CZAAWE Resource Article

Thresholds for sweet, salt, and sour taste stimuli in cockatiels (Nymphicus hollandicus)
Publication Type 
Journal Article
Year of publication 
Zoo Biology
Abstract 10.1002/zoo.1001.abs Little is known about avian taste perception and how taste affects food choice. We designed a study to determine the concentrations of aqueous solutions of common chemical taste stimuli that result in altered consumption patterns. Using two-choice taste-preference tests, we studied the taste thresholds of caged cockatiels (Nymphicus hollandicus) for aqueous solutions of potassium chloride, a phosphate buffer (to test pH), fructose, and glucose. First, the preferred and nonpreferred bottle locations were determined for each bird. Then, depending on the compound, the test solutions were placed in bottles in either the preferred or the nonpreferred locations and water was placed in the opposite bottle. Four parameters were measured at the end of 3-day test periods (total consumption, consumption from water side, consumption from test solution side, and proportion of nonpreferred side consumption to total consumption). Experiments were repeated with increasing concentrations of test flavors until intake variables were significantly affected (P < 0.05). Cockatiels distinguished (P < 0.05) between purified water and 0.16 mol L–1 potassium chloride, 0.40 mol L–1 fructose, or 0.16 mol L–1 glucose. The test birds did not distinguish between water and 0.05 mol L–1 mono- and dibasic sodium phosphate buffer solution at any tested pH within the range of 4.9–7.7. When these findings are compared to previous experiments with the same birds, it becomes clear that the gustatory reactions of cockatiels for two different stimuli (e.g., NaCl and KCl) from the same general taste category (salt, sweet, sour) can vary widely.
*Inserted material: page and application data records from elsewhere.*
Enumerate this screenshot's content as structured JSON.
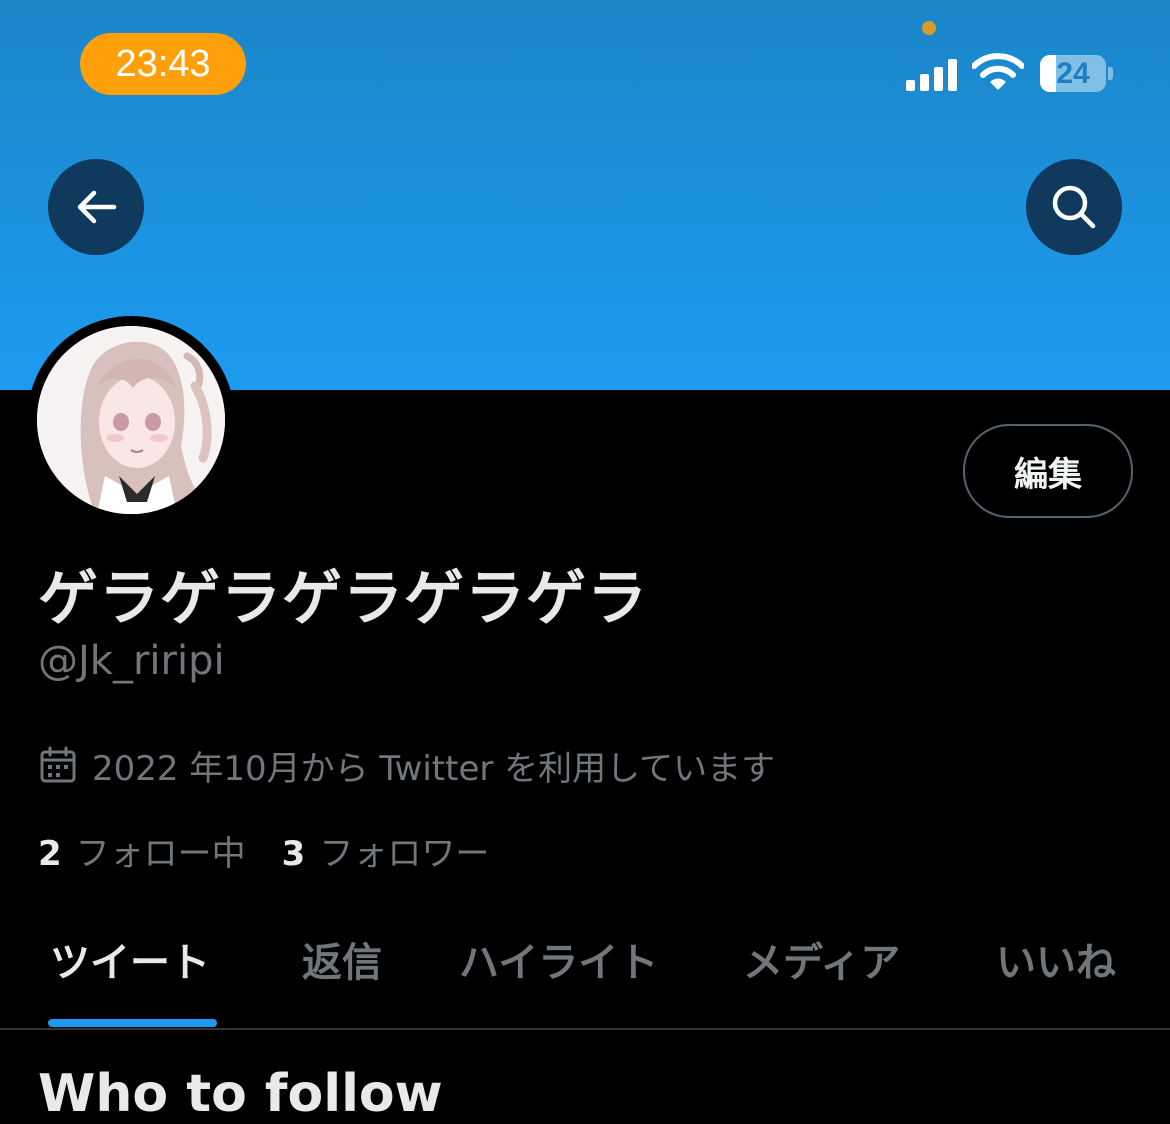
{
  "status_bar": {
    "time": "23:43",
    "battery_level": "24",
    "colors": {
      "time_pill": "#ff9f0a"
    }
  },
  "header": {
    "back_icon": "arrow-left-icon",
    "search_icon": "search-icon",
    "banner_color": "#1d9bf0"
  },
  "profile": {
    "avatar_icon": "avatar-illustration",
    "edit_label": "編集",
    "display_name": "ゲラゲラゲラゲラゲラ",
    "handle": "@Jk_riripi",
    "joined_icon": "calendar-icon",
    "joined": "2022 年10月から Twitter を利用しています",
    "following_count": "2",
    "following_label": "フォロー中",
    "followers_count": "3",
    "followers_label": "フォロワー"
  },
  "tabs": [
    {
      "label": "ツイート",
      "active": true
    },
    {
      "label": "返信",
      "active": false
    },
    {
      "label": "ハイライト",
      "active": false
    },
    {
      "label": "メディア",
      "active": false
    },
    {
      "label": "いいね",
      "active": false
    }
  ],
  "colors": {
    "accent": "#1d9bf0",
    "secondary_text": "#71767b"
  },
  "sections": {
    "who_to_follow": "Who to follow"
  }
}
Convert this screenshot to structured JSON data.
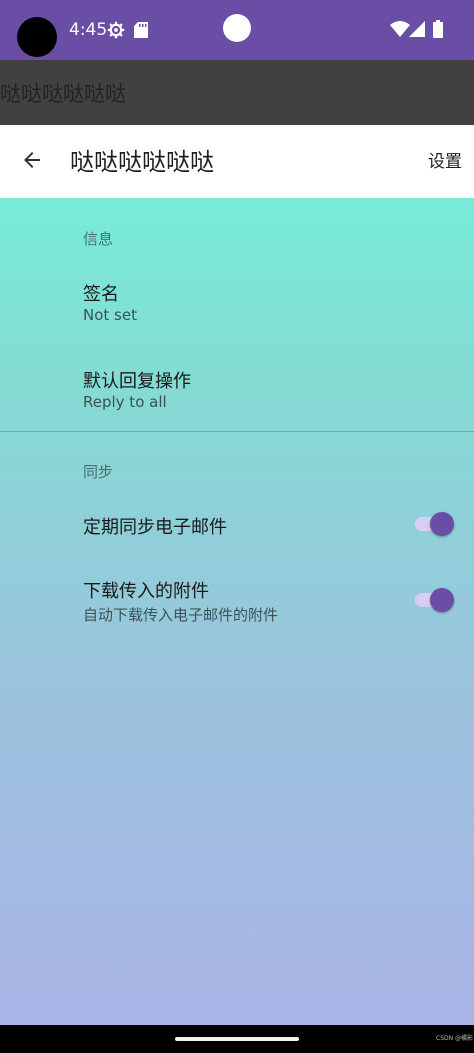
{
  "status_bar": {
    "time": "4:45",
    "icons": [
      "settings-gear-icon",
      "sd-card-icon",
      "wifi-icon",
      "cell-signal-icon",
      "battery-icon"
    ],
    "color": "#6a4ea5"
  },
  "dark_header": {
    "title": "哒哒哒哒哒哒"
  },
  "app_bar": {
    "title": "哒哒哒哒哒哒",
    "back_icon": "arrow-back-icon",
    "action_label": "设置"
  },
  "sections": [
    {
      "header": "信息",
      "items": [
        {
          "title": "签名",
          "summary": "Not set"
        },
        {
          "title": "默认回复操作",
          "summary": "Reply to all"
        }
      ]
    },
    {
      "header": "同步",
      "items": [
        {
          "title": "定期同步电子邮件",
          "switch_on": true
        },
        {
          "title": "下载传入的附件",
          "summary": "自动下载传入电子邮件的附件",
          "switch_on": true
        }
      ]
    }
  ],
  "watermark": "CSDN @橘影",
  "colors": {
    "accent": "#6a4ea5",
    "gradient_top": "#78ebd7",
    "gradient_bottom": "#a9b3e6"
  }
}
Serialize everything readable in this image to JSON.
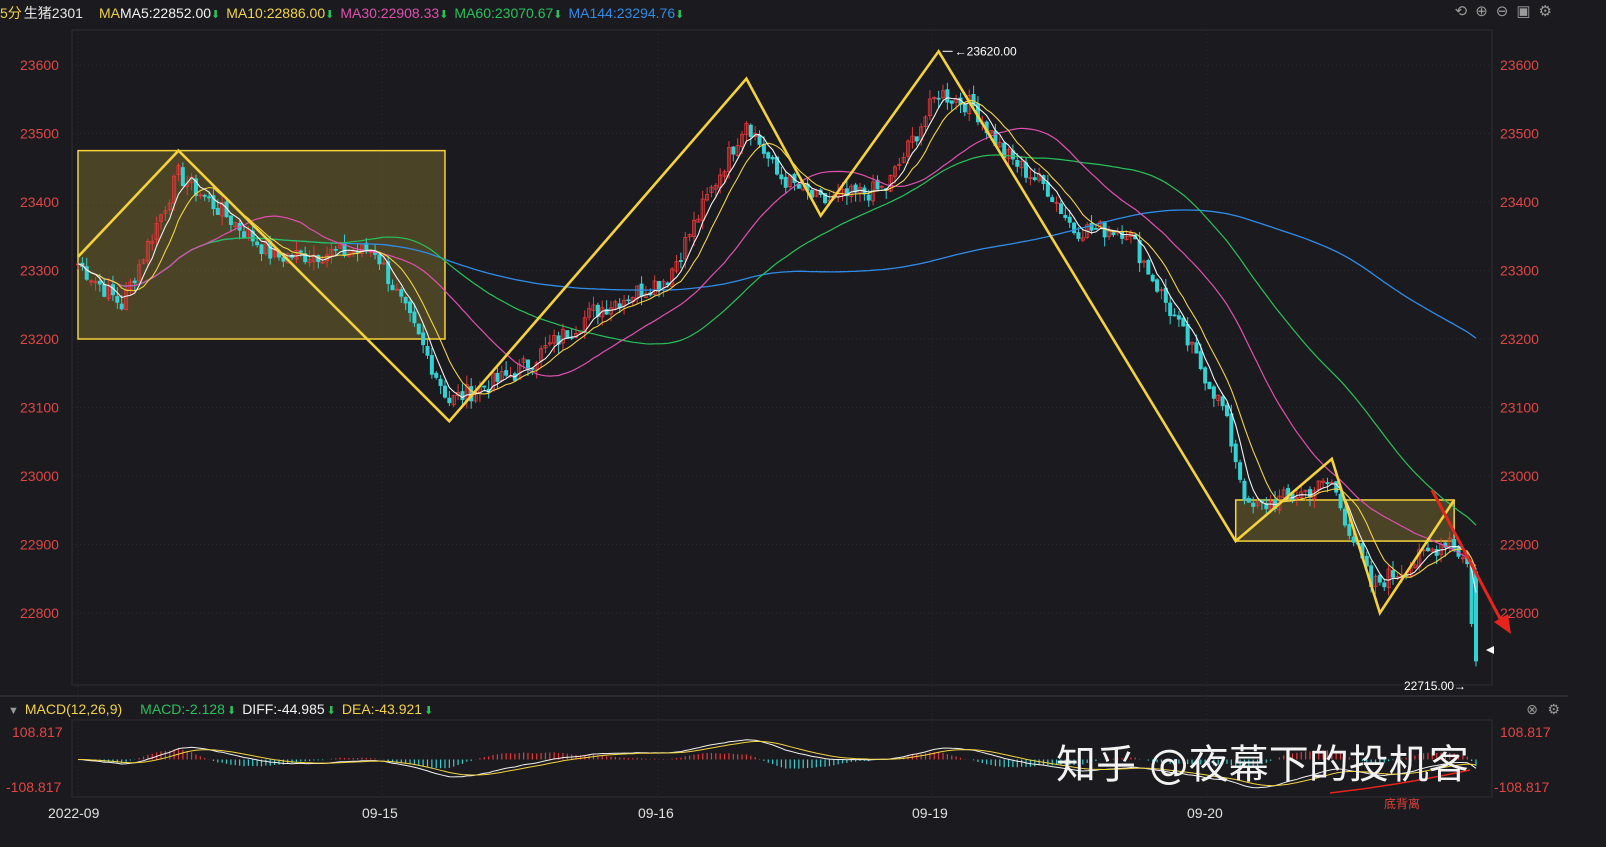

This variation in the responses to related stimuli could be the result of a number of factors including anion effects (for salts and acids) as well as nongustatory physiological processes (e.g., as renal control of blood osmolarity). Zoo Biol 20:1–13, 2001. © 2001 Wiley-Liss, Inc.